People sometimes ask me what I do on a day – well, here’s a snapshot. I can guarantee you that if I’ll do the same on monday, it’ll be very different which is what I love about my job.
Today was very educational, literally – this morning started with our minister of innovation Ingrid Lieten announcing the G@S project to the press which stands for Gaming At School. At the same time, all parties active in the project (for which I’m acting as a project lead) were having the kick off meeting. The aim of G@S is to democratize educational games – what that means in practice you’ll see when G@S is finished but we have ambitious goals – after all, a couple of million US$ are being pumped into the project, so it might as well be ambitious.
There was an awkward moment during the G@S meeting were I burst out laughing when one of the project partners inadvertently managed to mix the words “I work on Gas” and “I work for a certain mr Balloon” in the same conversation, very seriously and completely unaware of the effect it was going to have on me. I couldn’t stop laughing and I hope I didn’t offend both him and mister Balloon. Just writing it makes me smile, and I know it’s bad of me. Mr Balloon must be sick and tired of all the jokes around his name, but in my defense, I’m a game developer, so it doesn’t take a lot to get my imagination going.
Next I had a small chat about the formation of the Flemish Game Federation, or whatever it will be called. Don’t know yet where that’ll end up, so I’ll keep my thoughts to myself for now.
Then, I had a meeting discussing our presence at the BETT show, which is like the E3 of the educational world. I also temporarily lent the bronze statue that came with winning the MEDEA awards to Die Keure, our educational publisher, so they could use it to show off internally (well deserved btw). You can also kill someone with that award – its weight makes it an ideal weapon so maybe you’ll find a MEDEA item in of our next RPG’s to memorize it.
After that, we had a “how to crush the competition” meeting, which needs to remain secret for now, but was fun – I hope all the wild plans can materialize., but I’m worried about the effort it’s going to take and whether or not I can split myself into enough little pieces. I’m already spread pretty thin.

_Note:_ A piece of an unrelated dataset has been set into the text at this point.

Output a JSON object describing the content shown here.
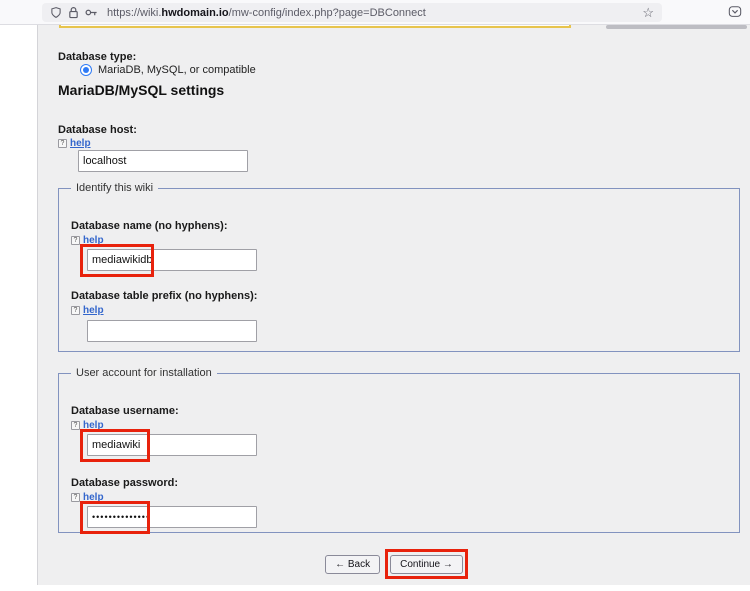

In the meantime, I was monitoring all the email traffic that came in regarding the formation of a new company which we’re supposed to officialize next tuesday. It’s the culmination of almost a year of work, and means that Dragon Commander gets an extra dosage of welcome funding, which should help it go to the level I want it to go. I’ll write more about how we structured the funding on our new projects so we’d be completely independent in a later entry, but for now I do want to mention that it is possible nowadays to get your games funded without using a publisher, and without losing control. It just takes a bit of creativity (and you do need to have a certain amount of credibility from your portfolio).
I’m also making a mental note to myself that it might be worthwhile explaining here one day exactly why making these games costs so much money. I noticed from my meeting with our ministers yesterday that there exist quite some misconceptions.